A once-in-a-lifetime ride from Spain’s north-eastern to south-western corners. EuroVelo 1 in Spain broadly shadows two ancient trails: the Camino de Santiago pilgrimage route, and the mercantile Via de la Plata.
Its 1300+ kilometres are varied but shift slowly. Rural roads and gravel vias verdes are often the order of the day. There are also long days in the saddle along once-busy, immaculately surfaced highways, now almost deserted by cars since the construction of the fast autopistas.
But the number one reason to ride this route is the medieval towns that stud its way. A few you’ll have heard of – Pamplona, Burgos, Salamanca – but the smaller ones are the real revelation. As you ride south, warm stone gives way to whitewashed walls until you meet the Med and the Portuguese border.

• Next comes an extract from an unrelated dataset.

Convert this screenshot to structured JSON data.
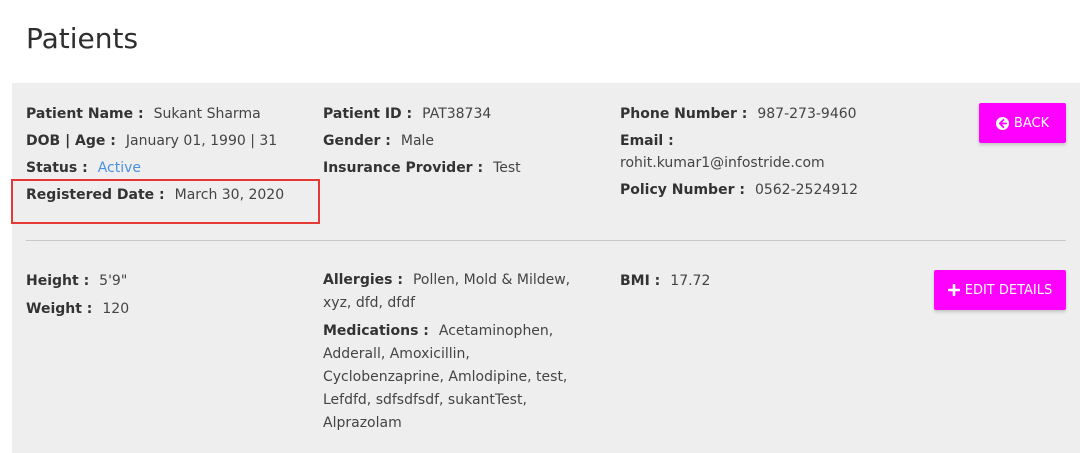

Though you won’t always share the same tracks as the many hikers on the Camino, the routes usually converge in the towns that have serviced pilgrims for centuries – and where hostel and inn accommodation is readily available. That said, it’s not uncommon to find 50km stretches with no accommodation, particularly once you’ve left the Camino and started heading south.